In parallel to these hybrid approaches which need a physical model of tyre-road contact as input, this project has also permitted to develop a tyre-road contact model which takes into account the viscoelastic behaviour of the tyre tread. In this study, it has been focussed on the contact between a single indenter and a viscoelastic half space with rubber-like properties. This represents a first attempt before modelling the contact between a real road surface and a tyre in the time domain. Such a model could then be used in hybrid as well as in fully physical approaches for a more realistic tyre-road noise prediction. Finally, in a third step, the results issued from SPERoN were used as an input for outdoor sound propagation models developed in France and Germany. To extend the classification from the near to the far field, one of the aims of WP3, 10 typical road configurations were defined to analyse the most common influences on the sound propagation. After computation of all the test cases, we noted that the three different approaches used for calculation (Analytical model, Parabolic Equation and Boundary Element Method) gave, when they could be compared, almost

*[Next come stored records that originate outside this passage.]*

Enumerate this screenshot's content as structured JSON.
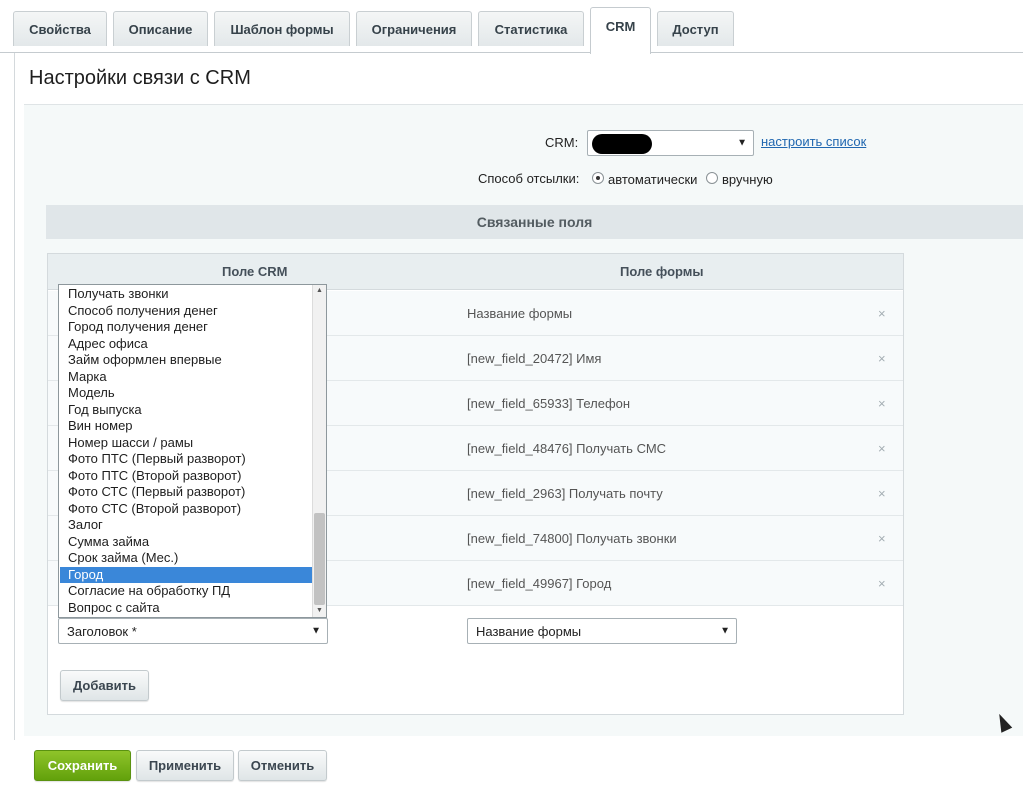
{
  "tabs": [
    {
      "label": "Свойства",
      "active": false
    },
    {
      "label": "Описание",
      "active": false
    },
    {
      "label": "Шаблон формы",
      "active": false
    },
    {
      "label": "Ограничения",
      "active": false
    },
    {
      "label": "Статистика",
      "active": false
    },
    {
      "label": "CRM",
      "active": true
    },
    {
      "label": "Доступ",
      "active": false
    }
  ],
  "page_title": "Настройки связи с CRM",
  "crm": {
    "label": "CRM:",
    "configure_link": "настроить список"
  },
  "send_mode": {
    "label": "Способ отсылки:",
    "options": [
      {
        "label": "автоматически",
        "checked": true
      },
      {
        "label": "вручную",
        "checked": false
      }
    ]
  },
  "linked_fields": {
    "title": "Связанные поля",
    "col_crm": "Поле CRM",
    "col_form": "Поле формы",
    "rows": [
      {
        "form_field": "Название формы"
      },
      {
        "form_field": "[new_field_20472] Имя"
      },
      {
        "form_field": "[new_field_65933] Телефон"
      },
      {
        "form_field": "[new_field_48476] Получать СМС"
      },
      {
        "form_field": "[new_field_2963] Получать почту"
      },
      {
        "form_field": "[new_field_74800] Получать звонки"
      },
      {
        "form_field": "[new_field_49967] Город"
      }
    ],
    "remove_glyph": "×",
    "dropdown_options": [
      "Получать звонки",
      "Способ получения денег",
      "Город получения денег",
      "Адрес офиса",
      "Займ оформлен впервые",
      "Марка",
      "Модель",
      "Год выпуска",
      "Вин номер",
      "Номер шасси / рамы",
      "Фото ПТС (Первый разворот)",
      "Фото ПТС (Второй разворот)",
      "Фото СТС (Первый разворот)",
      "Фото СТС (Второй разворот)",
      "Залог",
      "Сумма займа",
      "Срок займа (Мес.)",
      "Город",
      "Согласие на обработку ПД",
      "Вопрос с сайта"
    ],
    "selected_option_index": 17,
    "new_crm_field_value": "Заголовок *",
    "new_form_field_value": "Название формы",
    "add_button": "Добавить"
  },
  "footer": {
    "save": "Сохранить",
    "apply": "Применить",
    "cancel": "Отменить"
  },
  "colors": {
    "accent_green": "#6aab11",
    "link_blue": "#2067b0",
    "selection_blue": "#3a87d9"
  },
  "icons": {
    "dropdown_arrow": "▼",
    "scroll_up": "▲",
    "scroll_down": "▼"
  }
}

identical results in terms of excess attenuation relative to free field. Concerning the acoustic characteristics of road pavements, they were only known in terms of pass-by LAmax in the near field of the road (7.5 m) or in terms of CPX index in the tyre near field. That was very interesting but needed to be completed to characterise the pavement acoustic impact with respect to Lden, in the neighbours’ vicinity. For this purpose, a special tool has been built to help the user in identifying the noise impact of road pavements whatever the geometrical configuration of the road and the receiver location. After calculation of a very large number of possible combinations, the common French and German database (DEUFRABASE) was born.
It permits by a few “mouse clicks” to obtain basic information which can be helpful to select the right pavement for a specific situation. Consequently, the whole data obtained after calculation and gathered in a common German- French database (DEUFRABASE) will be used similarly in both countries in the ranking procedure of our road pavements with respect to Lden close to the housing façades located several hundred meters from the road side and generally to predict levels for typical geometrical configurations, road traffic characteristics and meteorological conditions.
Findings of the study are published in detail by a final report (German only) which is available online via https://www.tib.eu/de/suchen/id/TIBKAT%3A612053385/DEUFRAKO-Prediction-and-propagation-of-rolling/?tx_tibsearch_search%5Bsearchspace%5D=tn